You may not have any of the telltale signs of a disability, but when it comes to trying to live the same kind of life as the people around you, it becomes clear that your health condition has more control over your life than you do.
What may have started as a minor pain or discomfort, has changed and transformed. The progression of your condition may have been exactly what your doctor predicted, but it still has started to impact your daily life in ways you never imagined. Now you find yourself unable to work and dependent on safety nets that you hoped you would never need.
Here’s what you should know about invisible illnesses and how they affect the ability to work.
What are invisible illnesses?
Just because someone has a disability, does not mean that they have a wheelchair or some other obvious sign. Disabilities come in all shapes and sizes, and they all come with good days and bad.
Very simply, invisible illnesses are illnesses that are not obvious to the people around you. The symptoms often include things like pain and fatigue that leave you unable to keep up, but with nothing, anyone around you can see or understand.
Having an invisible illness can come with the extra obstacle of feeling like you have to convince everyone around you that you are disabled. Some people have the expectation that you should be able to work through pain and fatigue, without understanding how deeply these symptoms impact your daily life.
Diagnosis can be difficult
Since much of an invisible illness is dependent on the report of the person who has it, it can be difficult to understand the magnitude of it. When a person with a chronic pain disorder, for example, says they are in pain, it can be difficult to comprehend how much pain or just how much they are unable to do because of the pain.
Doctors are often caught in the middle, trying to diagnose invisible illnesses. On the one hand, they want to believe and care for their patient. But, on the other hand, they don’t want to be accused of helping someone “get out of something.” The process of trying to meet these two ideas can leave patients in a difficult place where they are unable to get the help and insurance coverage that they need.
Getting disability coverage can be difficult too

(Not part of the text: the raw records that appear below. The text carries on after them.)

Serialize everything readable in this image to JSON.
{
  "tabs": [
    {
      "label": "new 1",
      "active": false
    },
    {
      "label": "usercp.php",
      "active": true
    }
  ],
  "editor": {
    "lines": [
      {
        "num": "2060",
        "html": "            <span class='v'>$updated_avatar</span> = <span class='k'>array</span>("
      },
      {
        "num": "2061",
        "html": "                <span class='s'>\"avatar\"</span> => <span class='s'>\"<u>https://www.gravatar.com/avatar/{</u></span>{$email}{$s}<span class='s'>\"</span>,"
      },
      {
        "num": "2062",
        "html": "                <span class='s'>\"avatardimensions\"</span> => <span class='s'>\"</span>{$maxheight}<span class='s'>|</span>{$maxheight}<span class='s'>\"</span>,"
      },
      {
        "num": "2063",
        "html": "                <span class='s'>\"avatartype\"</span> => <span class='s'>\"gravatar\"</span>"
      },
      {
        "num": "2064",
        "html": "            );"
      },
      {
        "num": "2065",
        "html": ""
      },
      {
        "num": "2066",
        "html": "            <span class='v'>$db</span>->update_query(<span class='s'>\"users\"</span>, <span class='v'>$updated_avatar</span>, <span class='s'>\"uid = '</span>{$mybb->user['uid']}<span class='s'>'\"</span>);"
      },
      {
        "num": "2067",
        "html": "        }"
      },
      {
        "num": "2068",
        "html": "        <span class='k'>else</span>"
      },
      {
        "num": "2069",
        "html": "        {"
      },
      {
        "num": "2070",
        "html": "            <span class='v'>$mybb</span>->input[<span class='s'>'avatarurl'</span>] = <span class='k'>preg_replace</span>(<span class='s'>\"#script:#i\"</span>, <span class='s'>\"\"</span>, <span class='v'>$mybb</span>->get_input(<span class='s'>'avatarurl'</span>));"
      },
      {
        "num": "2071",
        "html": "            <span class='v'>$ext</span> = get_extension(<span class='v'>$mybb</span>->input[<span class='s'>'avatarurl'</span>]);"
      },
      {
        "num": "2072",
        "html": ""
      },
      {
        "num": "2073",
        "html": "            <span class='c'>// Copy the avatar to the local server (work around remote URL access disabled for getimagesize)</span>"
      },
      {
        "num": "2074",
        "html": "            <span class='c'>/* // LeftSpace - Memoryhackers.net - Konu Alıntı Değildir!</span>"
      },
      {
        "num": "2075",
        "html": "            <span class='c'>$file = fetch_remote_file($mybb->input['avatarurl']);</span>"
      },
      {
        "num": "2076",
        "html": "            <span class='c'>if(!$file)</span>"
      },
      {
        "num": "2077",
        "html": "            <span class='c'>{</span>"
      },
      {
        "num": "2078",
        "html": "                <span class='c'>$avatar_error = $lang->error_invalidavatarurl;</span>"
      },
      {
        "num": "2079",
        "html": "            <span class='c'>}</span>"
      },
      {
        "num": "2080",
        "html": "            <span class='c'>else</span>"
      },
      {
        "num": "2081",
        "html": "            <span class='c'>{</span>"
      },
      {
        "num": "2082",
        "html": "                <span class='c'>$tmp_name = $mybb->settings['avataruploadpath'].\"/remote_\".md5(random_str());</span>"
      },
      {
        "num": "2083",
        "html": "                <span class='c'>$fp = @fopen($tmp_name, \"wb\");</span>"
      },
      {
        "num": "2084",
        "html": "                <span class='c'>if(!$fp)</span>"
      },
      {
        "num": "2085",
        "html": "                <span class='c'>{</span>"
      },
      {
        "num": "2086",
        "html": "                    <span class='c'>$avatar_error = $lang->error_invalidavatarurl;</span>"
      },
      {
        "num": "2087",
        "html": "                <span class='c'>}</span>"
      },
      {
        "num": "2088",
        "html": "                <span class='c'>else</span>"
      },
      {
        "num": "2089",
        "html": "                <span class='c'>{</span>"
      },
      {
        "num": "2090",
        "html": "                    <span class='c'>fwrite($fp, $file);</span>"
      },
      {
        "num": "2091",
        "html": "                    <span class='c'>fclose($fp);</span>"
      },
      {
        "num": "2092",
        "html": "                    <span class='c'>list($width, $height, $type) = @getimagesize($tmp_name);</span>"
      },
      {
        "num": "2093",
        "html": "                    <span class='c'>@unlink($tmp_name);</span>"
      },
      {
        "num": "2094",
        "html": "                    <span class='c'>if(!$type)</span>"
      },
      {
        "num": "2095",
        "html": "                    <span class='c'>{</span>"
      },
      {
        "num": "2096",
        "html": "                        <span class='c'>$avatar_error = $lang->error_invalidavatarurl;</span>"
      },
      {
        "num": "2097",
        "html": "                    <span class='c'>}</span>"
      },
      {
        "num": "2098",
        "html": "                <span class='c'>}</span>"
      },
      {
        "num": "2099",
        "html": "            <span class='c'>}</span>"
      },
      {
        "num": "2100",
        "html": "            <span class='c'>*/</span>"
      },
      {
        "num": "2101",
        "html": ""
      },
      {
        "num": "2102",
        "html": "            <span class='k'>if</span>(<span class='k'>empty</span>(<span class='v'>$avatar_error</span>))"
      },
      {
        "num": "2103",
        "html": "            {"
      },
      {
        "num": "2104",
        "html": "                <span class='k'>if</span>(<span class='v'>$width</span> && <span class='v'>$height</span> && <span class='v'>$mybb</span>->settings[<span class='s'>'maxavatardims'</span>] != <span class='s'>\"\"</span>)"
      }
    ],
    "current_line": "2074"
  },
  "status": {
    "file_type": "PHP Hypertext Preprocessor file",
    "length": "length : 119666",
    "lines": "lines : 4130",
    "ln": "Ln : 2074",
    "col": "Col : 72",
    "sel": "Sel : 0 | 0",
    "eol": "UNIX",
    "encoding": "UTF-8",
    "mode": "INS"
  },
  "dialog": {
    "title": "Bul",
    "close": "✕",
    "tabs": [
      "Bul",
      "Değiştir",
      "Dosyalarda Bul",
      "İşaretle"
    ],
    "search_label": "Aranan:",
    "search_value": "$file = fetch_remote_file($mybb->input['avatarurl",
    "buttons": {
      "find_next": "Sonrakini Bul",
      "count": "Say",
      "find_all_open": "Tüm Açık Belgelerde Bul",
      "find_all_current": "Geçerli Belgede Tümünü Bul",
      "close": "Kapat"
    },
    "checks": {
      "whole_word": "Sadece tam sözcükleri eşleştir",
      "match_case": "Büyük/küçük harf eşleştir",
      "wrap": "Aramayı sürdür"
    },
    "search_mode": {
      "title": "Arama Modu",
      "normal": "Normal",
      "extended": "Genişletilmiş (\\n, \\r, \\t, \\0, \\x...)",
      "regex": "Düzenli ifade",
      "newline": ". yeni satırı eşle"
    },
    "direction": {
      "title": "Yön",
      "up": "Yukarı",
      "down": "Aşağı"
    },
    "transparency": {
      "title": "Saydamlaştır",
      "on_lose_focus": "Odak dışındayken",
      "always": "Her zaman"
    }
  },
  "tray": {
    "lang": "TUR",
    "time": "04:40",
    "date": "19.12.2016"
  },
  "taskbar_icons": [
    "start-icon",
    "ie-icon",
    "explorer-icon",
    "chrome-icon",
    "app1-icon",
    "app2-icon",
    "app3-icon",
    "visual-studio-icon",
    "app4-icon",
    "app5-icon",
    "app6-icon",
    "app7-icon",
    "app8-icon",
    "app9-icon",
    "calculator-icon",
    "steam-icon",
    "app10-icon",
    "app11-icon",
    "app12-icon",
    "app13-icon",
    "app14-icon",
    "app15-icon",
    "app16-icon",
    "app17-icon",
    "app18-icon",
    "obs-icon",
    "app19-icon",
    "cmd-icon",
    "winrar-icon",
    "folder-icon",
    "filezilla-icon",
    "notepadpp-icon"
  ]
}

The first hurdle is getting a diagnosis, but often getting your employer to honor an insurance policy for disability coverage for an invisible illness can be just as challenging. When you seem “fine” your insurer will have the temptation to fight back and refuse coverage. If you run into this difficult situation, a federal law called the Income Retirement Security Act (ERISA) provides important protections. An attorney who is knowledgeable in the area can explain your rights and options.